Throughout the mediation, besides Christian encouragement, I had hope that someone would give me some guidance on how to deal with [my husband] either from a spiritual or psychological perspective. It would have been responsible if [the mediator] would have sized up my husband’s problem professionally and advised against setting up contact until he was evaluated. At the time, I feel that I had no guidance and was trying to please the onlookers. I did not know what the church expected from me and I was blindly trying to comply.
In the conversation that I had post-mediation with [the mediator], I told her that I tried my best with [my husband]. In response, I heard her say that I waited too long to get help. However, it seems that to others I did wrong to talk about this with anyone. So it is obvious that I cannot please anyone, at this point I don’t really care if I do. I only want to please the Lord and be faithful to him. This has been my goal for many years and I believe that I have accomplished this in this relationship…
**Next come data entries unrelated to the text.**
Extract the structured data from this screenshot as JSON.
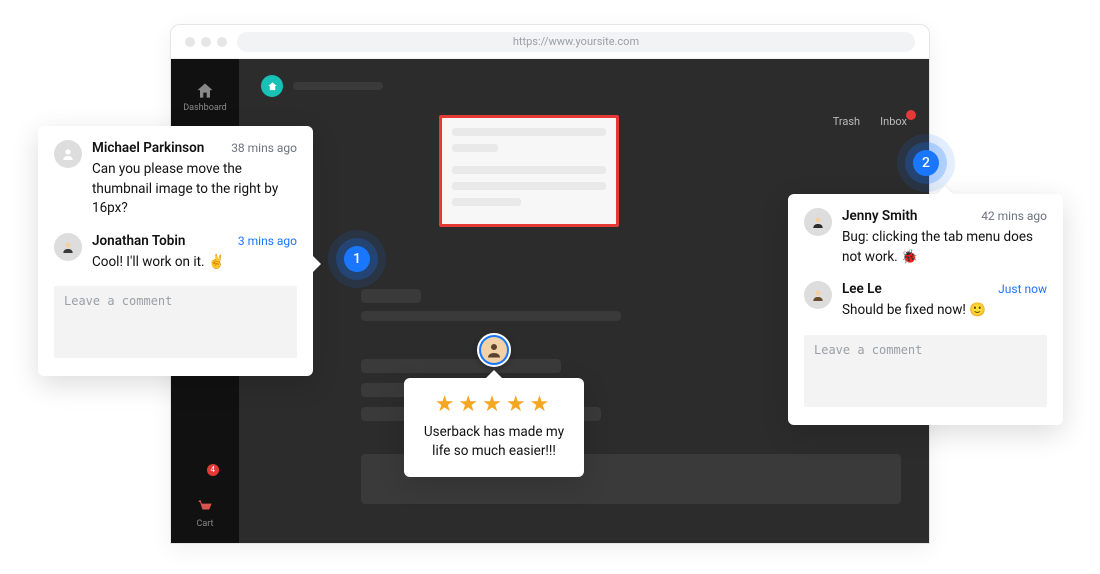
{
  "browser": {
    "url": "https://www.yoursite.com"
  },
  "sidebar": {
    "items": [
      "Dashboard",
      "Cart"
    ],
    "cart_badge": "4"
  },
  "top_links": {
    "trash": "Trash",
    "inbox": "Inbox"
  },
  "markers": {
    "one": "1",
    "two": "2"
  },
  "panel_left": {
    "comments": [
      {
        "name": "Michael Parkinson",
        "time": "38 mins ago",
        "msg": "Can you please move the thumbnail image to the right by 16px?"
      },
      {
        "name": "Jonathan Tobin",
        "time": "3 mins ago",
        "msg": "Cool! I'll work on it. ✌️"
      }
    ],
    "placeholder": "Leave a comment"
  },
  "panel_review": {
    "stars": "★★★★★",
    "text": "Userback has made my life so much easier!!!"
  },
  "panel_right": {
    "comments": [
      {
        "name": "Jenny Smith",
        "time": "42 mins ago",
        "msg": "Bug: clicking the tab menu does not work. 🐞"
      },
      {
        "name": "Lee Le",
        "time": "Just now",
        "msg": "Should be fixed now! 🙂"
      }
    ],
    "placeholder": "Leave a comment"
  }
}
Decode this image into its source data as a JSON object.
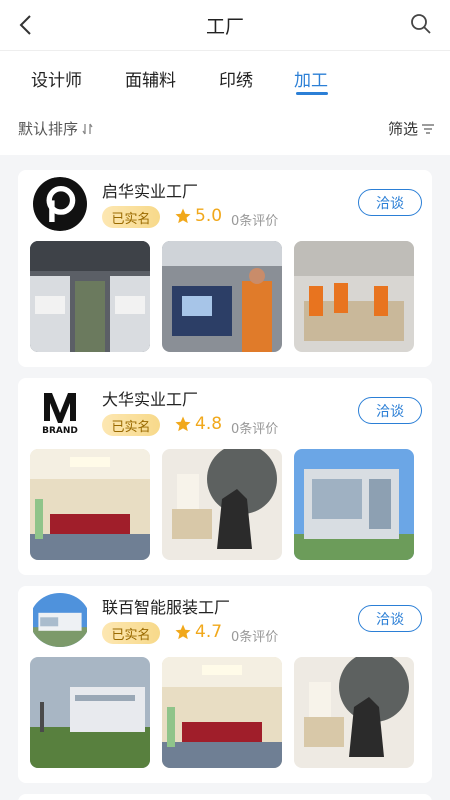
{
  "header": {
    "title": "工厂",
    "back_icon": "chevron-left-icon",
    "search_icon": "search-icon"
  },
  "tabs": [
    {
      "label": "设计师",
      "active": false
    },
    {
      "label": "面辅料",
      "active": false
    },
    {
      "label": "印绣",
      "active": false
    },
    {
      "label": "加工",
      "active": true
    }
  ],
  "sort": {
    "default_label": "默认排序",
    "sort_icon": "sort-arrows-icon",
    "filter_label": "筛选",
    "filter_icon": "filter-lines-icon"
  },
  "accent_color": "#2b7fd6",
  "rating_color": "#f1a81b",
  "factories": [
    {
      "name": "启华实业工厂",
      "verified": "已实名",
      "rating": "5.0",
      "reviews": "0条评价",
      "chat": "洽谈",
      "logo": "pinterest-style-p-logo",
      "photos": [
        "garment-factory-floor",
        "sewing-machine-workers",
        "workshop-tables-workers"
      ]
    },
    {
      "name": "大华实业工厂",
      "verified": "已实名",
      "rating": "4.8",
      "reviews": "0条评价",
      "chat": "洽谈",
      "logo": "brand-m-logo",
      "logo_text": "BRAND",
      "photos": [
        "conference-meeting-room",
        "qipao-dress-display",
        "modern-office-building"
      ]
    },
    {
      "name": "联百智能服装工厂",
      "verified": "已实名",
      "rating": "4.7",
      "reviews": "0条评价",
      "chat": "洽谈",
      "logo": "factory-building-photo",
      "photos": [
        "factory-exterior-lawn",
        "conference-meeting-room",
        "qipao-dress-display"
      ]
    }
  ]
}
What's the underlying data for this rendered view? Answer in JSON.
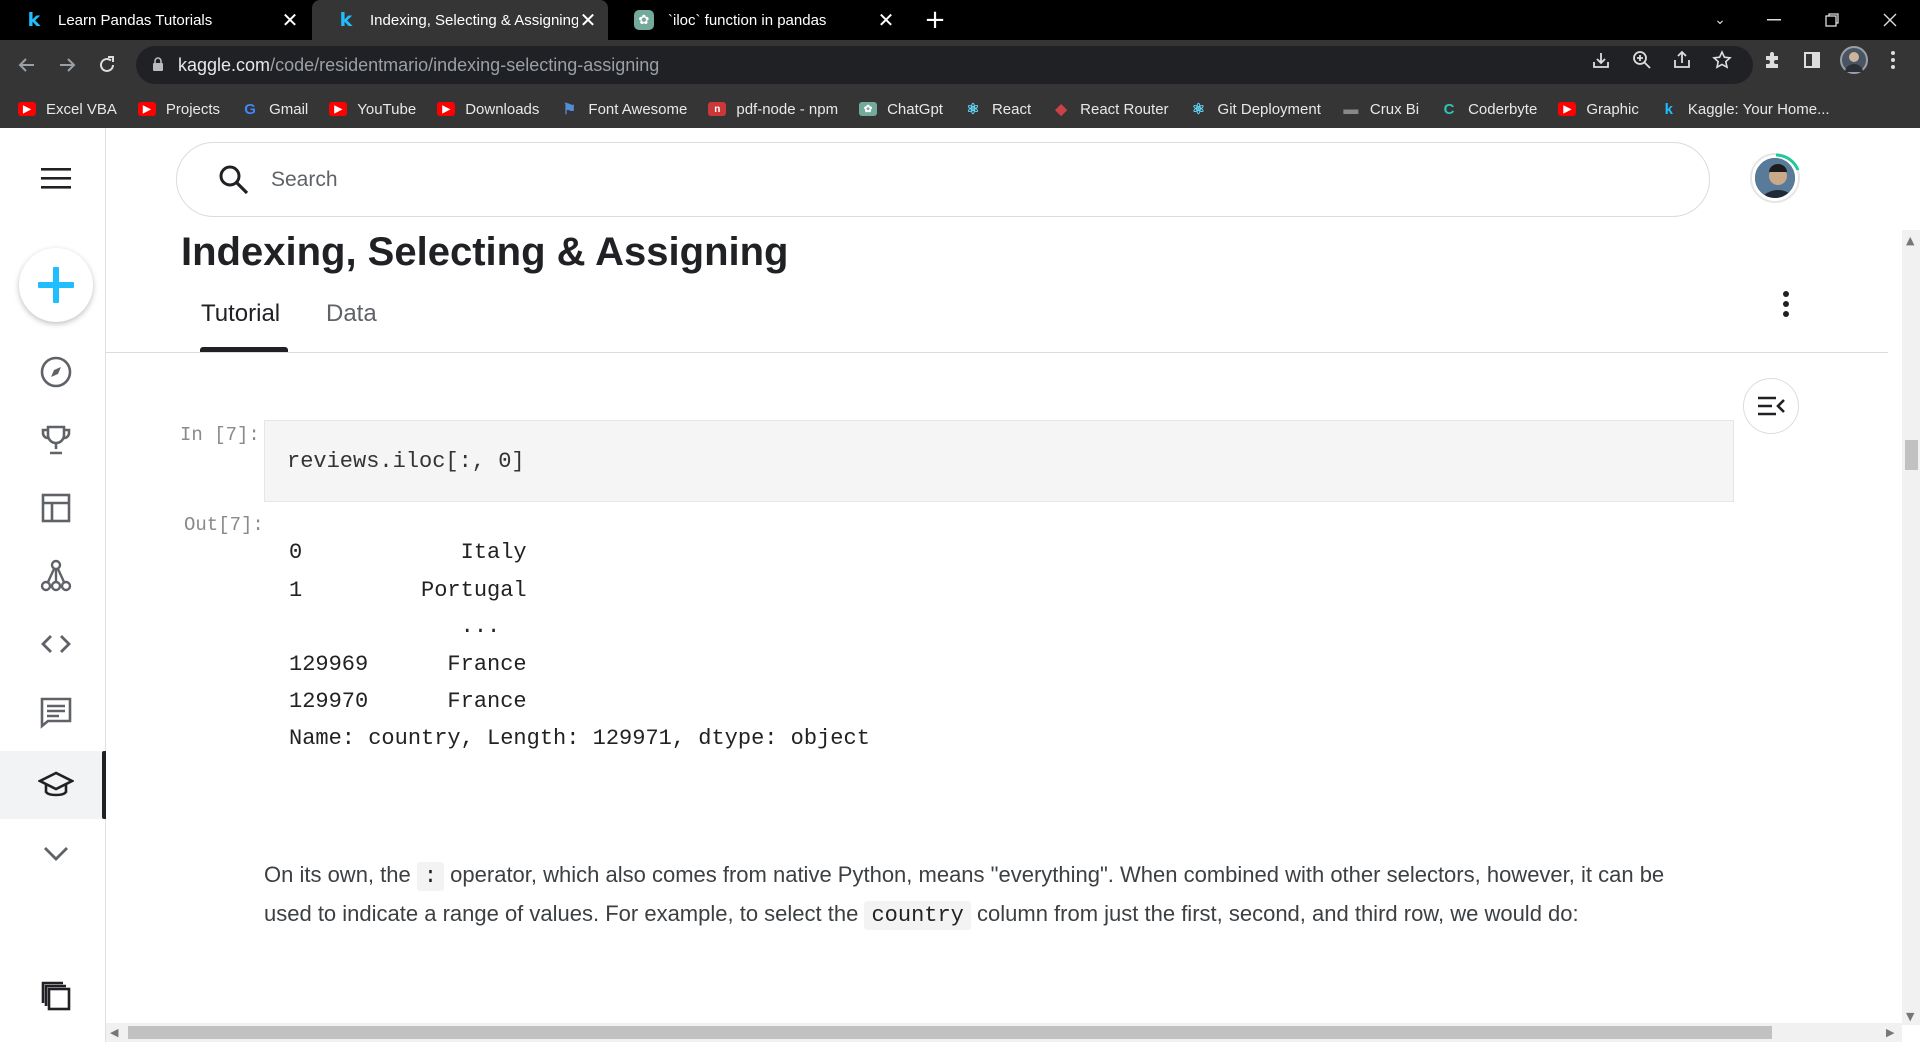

After the Peacemaker mediation, I struggled through the most depressing and darkest period of my life, and I was later diagnosed with PTSD. Ironically, I believe that it was brought on by the church intervention. But God knew what I needed and he gave me wise and godly friends who listened to my plight and offered sound Scriptural counsel. By replaying this horrific series of events over and over in my mind I became more assured that the church’s actions were unbiblical and irrational. Maybe I wasn’t crazy. I was beginning to emerge from the fog. A month later, the pastor and elder requested another evening meeting. This time my two adult daughters and teenage son wanted to come and support me. The pastor again refused others attending, but because I sensed that I was now stronger, decided to go alone anyway. I was now prepared for the worst.
The second meeting began like the first. Impatiently, the pastor again said that I confused him and the elder said that he was sorry that he made me cry at the last meeting. The pastor had prepared the following questions on a handout concerning my letter. I was asked to read the handout and answer the questions. [formatting in the block quote below as per their original handout]
Notes for meeting with [name] dated January 8th, 20XX
To address items in her letter to me (not sent to [the elder]) postmarked Dec.13 20XX
Questions about statements in the letter:
You said, “I was looking for some kind of encouragement from you as my brothers, but I assume that you have some other role in this process”
1. Have we discouraged you, and if so in what specific ways?
2. What other roles do you think we are taking?
We believe we are to encourage you, but encouragement
— is not always agreement
— sometimes needs to say difficult things that a person is not seeing in themselves or others
— is not limited to an individual when it comes to marriage, but prioritizes things that will encourage real healing in the marriage.
What do you mean by, “I think we share the same spirit? Who is “we” and what is the “spirit” that we share?
What kind of suspicions do you worry we have about you?
1. How might we express disagreement with you without making you feel we have “suspicions”?
2. Do you think we should be in agreement with you totally?
How was the mediation like the counsel Job received — he was told that he was punished by God for sinning. I don’t remember anyone telling you that?
They waited for me to respond to the questions. I scanned over the questions several times, but I perceived that my answers would not meet with their approval. It struck me that their uncertainty that I had written about the Holy Spirit was confirmation that they were not thinking spiritually and I began to think that it wasn’t me who was confused, but them. Rather than trying to appease them, I politely excused myself and left.
[Go to Part 2 of this series]